Radial bearings of modern turbo-machineries are usually sized based on rotordynamics. They should not often be affected by minor machinery load changes or slightly modified operating conditions unless there is a link to lubrication oil conditions, machinery rotordynamics, etc. On the other hand, thrust bearings have usually been designed based on machinery loads (with respect to balance piston(s) and impeller arrangements) and they can be affected by machinery load changes and new operating conditions.

General Guidelines on Set Points

Alarm and trip set points are very important for efficient and reliable operation of turbo-machineries. These set-points should be properly selected to avoid unnecessary alarm or shutdown (trip) in transient but safe situations. On the other hand, malfunctions and problems should be identified in early stages to avoid catastrophic failures. Set-points should be selected case by case considering all involved factors such as process/operating conditions, machinery details, shop test results, performance test data, baseline, etc, but some rule of thumb and practical recommendations are noted as follows.

As a very rough indication, for rolling-element (anti-friction) bearings, housing vibration (peak) and bearing housing temperature limits are recommended around 8 mm/s and 85°C, respectively. For hydro-dynamic (or tilting-pad) bearings, housing vibration (peak to peak) and bearing housing temperature limits are recommended around 60 microns and 110°C, respectively. Most often limits are higher for hydro-dynamic bearings compared to rolling-element (anti-friction) ones. Recommendations regarding the maximum temperature at hydro-dynamic (or tilting-pad) bearings are varying. Even there have been recommended limited more than the above-mentioned. However, any temperature spikes and fluctuations (or vibration spikes and fluctuations) could be an indication of an abnormal behaviour which should be investigated.

As another set of rough indications, for rolling-element (anti-friction) and hydro-dynamic thrust (axial) bearings, axial velocity and displacement limits are around 1 mm/s and 0.5 mm, respectively. Lubrication oil supply and return temperatures are expected to be around 60°C and 90°C, respectively.

Lubrication Oil Analysis

A lubrication oil analysis is very effective tool to evaluate health of bearings. As a general rule, the reduction of lubrication oil viscosity to less than a 60% (compared to lubrication oil producer specification), particle size larger than 20 micron or water content above 150 ppm need careful attention. These may be considered as alarm limits.

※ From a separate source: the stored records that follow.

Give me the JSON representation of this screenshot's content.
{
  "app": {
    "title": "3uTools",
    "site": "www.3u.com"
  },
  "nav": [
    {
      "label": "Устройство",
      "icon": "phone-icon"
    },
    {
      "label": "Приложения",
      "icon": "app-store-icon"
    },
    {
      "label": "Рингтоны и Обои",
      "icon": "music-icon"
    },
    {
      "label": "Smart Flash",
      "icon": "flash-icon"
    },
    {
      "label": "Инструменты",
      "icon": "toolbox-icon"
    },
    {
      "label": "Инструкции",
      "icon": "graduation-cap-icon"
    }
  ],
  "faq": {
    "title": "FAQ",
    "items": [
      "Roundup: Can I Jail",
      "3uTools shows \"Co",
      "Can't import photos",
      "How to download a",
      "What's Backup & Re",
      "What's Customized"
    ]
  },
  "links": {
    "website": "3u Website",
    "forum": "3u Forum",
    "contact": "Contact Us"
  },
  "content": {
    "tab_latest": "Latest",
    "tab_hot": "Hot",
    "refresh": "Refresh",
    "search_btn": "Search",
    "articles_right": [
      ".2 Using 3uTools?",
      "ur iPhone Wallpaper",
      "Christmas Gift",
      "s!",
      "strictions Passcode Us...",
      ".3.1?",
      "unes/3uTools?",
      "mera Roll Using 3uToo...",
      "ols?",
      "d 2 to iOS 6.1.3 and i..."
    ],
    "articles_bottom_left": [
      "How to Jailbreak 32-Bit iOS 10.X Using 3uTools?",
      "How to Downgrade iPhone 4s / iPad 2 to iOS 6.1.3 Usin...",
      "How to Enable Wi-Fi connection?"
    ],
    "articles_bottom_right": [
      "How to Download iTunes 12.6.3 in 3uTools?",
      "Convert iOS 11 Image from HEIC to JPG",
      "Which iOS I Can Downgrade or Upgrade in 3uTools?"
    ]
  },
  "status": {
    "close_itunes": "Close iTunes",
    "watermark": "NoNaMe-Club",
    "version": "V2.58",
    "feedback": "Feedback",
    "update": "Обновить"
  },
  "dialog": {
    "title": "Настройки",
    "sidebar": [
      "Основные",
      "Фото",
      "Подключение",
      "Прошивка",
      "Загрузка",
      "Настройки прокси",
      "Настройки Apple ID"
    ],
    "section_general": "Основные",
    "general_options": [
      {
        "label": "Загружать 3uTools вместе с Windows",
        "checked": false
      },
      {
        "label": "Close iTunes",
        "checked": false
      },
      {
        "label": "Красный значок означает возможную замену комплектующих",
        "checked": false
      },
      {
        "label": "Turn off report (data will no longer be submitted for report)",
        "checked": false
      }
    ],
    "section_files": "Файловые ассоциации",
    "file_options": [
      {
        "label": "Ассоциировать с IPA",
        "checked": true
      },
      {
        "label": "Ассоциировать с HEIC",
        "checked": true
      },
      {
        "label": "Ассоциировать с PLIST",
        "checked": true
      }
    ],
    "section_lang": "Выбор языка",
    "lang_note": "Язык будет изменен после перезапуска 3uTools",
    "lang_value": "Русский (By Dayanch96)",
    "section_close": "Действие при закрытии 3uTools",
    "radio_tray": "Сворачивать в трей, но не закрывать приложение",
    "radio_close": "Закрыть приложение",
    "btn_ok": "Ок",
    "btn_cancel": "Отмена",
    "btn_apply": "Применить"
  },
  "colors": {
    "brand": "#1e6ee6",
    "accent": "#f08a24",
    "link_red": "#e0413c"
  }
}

Performance Analysis: An Effective Monitoring Tool

The analysis of performance and operation has always been an effective monitoring tool. As an indication, for turbo-machineries, if for a given flowrate and shaft speed, produced head falls below 90% or 85% of expected (certified and tested) value (based on certified and tested curve), the turbomachinery should be investigated, even if possible and appropriate, inspected at the first opportunity.

Significant changes in operating conditions can cause damages to turbo-machineries or their components. More complex the relationship between the turbo-machinery and overall process/operation of plant, more difficult to predict and monitor the situation. Turbo-compressors and gas turbines usually offer complex operational behaviors.